- Bucks – 13th January, Tingewick Bucks (Event delivered by Peter Thompson, GWCT)
- Cumbria – 15th January, Calthwaite, Penrith (delivered by Paul Arkel/Suemus Eaves, FWAG)
- Norfolk – 21st January, Downham Market (delivered by Heidi Thomson/Henry Walker, FWAG)
- Warwicks – 22nd January, Southam, Warwicks (delivered by Bob Slater/Matt Wilmott, Natural England)
- Hampshire – 26th January, East Tisted, near Alton (delivered by Peter Thompson, GWCT)
- Norfolk – 26th January, Hockwold (delivered by Roger Draycott, GWCT/Andrew Holland, RSPB)
- Somerset – 26th January, Curry Rivel, Langport (delivered by Gary Rumbold, FWAG)
- Scotland – 27th January, Midlothian, Scotland (delivered by Dr Dave Parish, GWCT)
- East Yorkshire – 28th January, Rawclifffe Bridge, Goole (delivered by Chris Thomson, RSPB)
- Nottinghamshire – 30th January, Linby, Notts (delivered by Lesley Sharpe)
Photocaption: Starlings were seen on over 40% of the farms taking part in the 2014 survey and were the most abundant bird recorded.
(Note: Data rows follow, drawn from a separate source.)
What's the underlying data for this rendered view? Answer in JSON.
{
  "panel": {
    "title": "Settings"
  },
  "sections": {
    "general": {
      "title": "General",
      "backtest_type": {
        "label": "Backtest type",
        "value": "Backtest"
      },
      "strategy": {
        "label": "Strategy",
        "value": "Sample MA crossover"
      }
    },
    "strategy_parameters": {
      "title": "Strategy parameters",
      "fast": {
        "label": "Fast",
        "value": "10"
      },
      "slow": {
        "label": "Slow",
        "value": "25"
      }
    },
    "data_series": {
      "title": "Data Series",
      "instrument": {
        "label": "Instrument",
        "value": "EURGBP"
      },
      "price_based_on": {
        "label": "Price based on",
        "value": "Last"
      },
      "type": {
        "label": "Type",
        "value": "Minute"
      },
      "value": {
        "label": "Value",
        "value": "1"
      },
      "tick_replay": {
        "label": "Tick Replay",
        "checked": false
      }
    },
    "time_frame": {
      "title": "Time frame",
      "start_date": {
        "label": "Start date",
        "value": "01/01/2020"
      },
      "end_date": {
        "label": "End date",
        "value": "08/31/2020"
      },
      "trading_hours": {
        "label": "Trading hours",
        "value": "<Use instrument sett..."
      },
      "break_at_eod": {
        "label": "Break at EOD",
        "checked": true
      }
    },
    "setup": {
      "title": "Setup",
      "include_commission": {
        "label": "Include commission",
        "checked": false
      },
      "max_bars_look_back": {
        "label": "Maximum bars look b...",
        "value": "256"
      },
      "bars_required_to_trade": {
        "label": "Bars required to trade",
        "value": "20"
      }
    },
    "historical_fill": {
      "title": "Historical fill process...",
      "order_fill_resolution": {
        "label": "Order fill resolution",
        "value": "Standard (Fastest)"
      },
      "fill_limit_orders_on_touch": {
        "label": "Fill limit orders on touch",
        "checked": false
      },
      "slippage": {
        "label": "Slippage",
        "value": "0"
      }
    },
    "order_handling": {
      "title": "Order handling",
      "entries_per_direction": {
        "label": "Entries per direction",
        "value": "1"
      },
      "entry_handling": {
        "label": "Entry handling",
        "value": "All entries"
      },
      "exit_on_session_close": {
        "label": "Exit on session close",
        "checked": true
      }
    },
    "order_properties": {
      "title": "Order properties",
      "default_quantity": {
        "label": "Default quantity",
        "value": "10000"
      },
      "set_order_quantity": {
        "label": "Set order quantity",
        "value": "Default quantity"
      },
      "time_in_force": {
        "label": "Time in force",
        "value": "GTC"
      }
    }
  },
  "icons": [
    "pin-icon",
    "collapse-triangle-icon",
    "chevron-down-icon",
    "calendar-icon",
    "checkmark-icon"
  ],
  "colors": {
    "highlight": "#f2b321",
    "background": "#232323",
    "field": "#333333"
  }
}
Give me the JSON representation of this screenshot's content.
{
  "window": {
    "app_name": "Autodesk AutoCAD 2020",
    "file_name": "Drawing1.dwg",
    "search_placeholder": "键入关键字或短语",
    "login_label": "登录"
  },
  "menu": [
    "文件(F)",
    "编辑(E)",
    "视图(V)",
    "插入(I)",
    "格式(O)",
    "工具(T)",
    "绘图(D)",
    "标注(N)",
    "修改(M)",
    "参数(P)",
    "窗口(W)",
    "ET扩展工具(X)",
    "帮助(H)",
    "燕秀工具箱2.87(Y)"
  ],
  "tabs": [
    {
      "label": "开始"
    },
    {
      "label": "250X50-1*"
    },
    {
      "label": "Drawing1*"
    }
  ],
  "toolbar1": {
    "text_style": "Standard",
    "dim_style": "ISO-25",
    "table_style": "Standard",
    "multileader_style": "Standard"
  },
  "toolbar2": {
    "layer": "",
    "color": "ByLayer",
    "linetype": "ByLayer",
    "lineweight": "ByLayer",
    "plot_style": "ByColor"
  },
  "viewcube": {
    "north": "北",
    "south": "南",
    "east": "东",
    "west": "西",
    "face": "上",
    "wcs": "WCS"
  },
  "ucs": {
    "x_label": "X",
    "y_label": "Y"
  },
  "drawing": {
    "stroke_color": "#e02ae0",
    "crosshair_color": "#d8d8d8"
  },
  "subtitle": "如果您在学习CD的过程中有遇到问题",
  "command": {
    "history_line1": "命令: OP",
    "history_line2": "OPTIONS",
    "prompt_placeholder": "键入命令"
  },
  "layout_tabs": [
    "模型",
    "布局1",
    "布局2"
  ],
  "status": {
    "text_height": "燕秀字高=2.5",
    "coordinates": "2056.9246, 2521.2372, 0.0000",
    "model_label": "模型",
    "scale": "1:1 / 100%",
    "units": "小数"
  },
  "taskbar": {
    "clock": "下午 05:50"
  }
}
Starling numbers have declined markedly across much of northern Europe and the UK. Picture credit: Peter Thompson, GWCT.
Notes for editors:
The Game & Wildlife Conservation Trust (GWCT) is an independent wildlife conservation charity which has carried out scientific research into Britain’s game and wildlife since the 1930s. We advise farmers and landowners on improving wildlife habitats and we lobby for agricultural and conservation policies based on science. We employ 14 post-doctoral scientists and 50 other research staff with expertise in areas such as birds, insects, mammals, farming, fish and statistics. We undertake our own research as well as projects funded by contract and grant-aid from Government and private bodies. The Trust is also responsible for a number of Government Biodiversity Action Plan species and is lead partner for grey partridge and joint lead partner for brown hare and black grouse. For Information, contact: Morag Walker – Head of Media, Telephone – 01425-652381 (direct 01425-651000) Mobile – 07736-124097 www.gwct.org.uk
* Organisations supporting the GWCT’s Big Farmland Bird Count include, RSPB (Royal Society for the Protection of Birds), LEAF (Linking Environment and Farming), FWAG (Farming and Wildlife Advisory Group), NFU (National Farmers Union), Kings, Waitrose, Soil Association, CFE (Campaign for the Farmed Environment), CLA (Country Landowners Association), Heather Trust, Conservation Grade, and Countryside Alliance.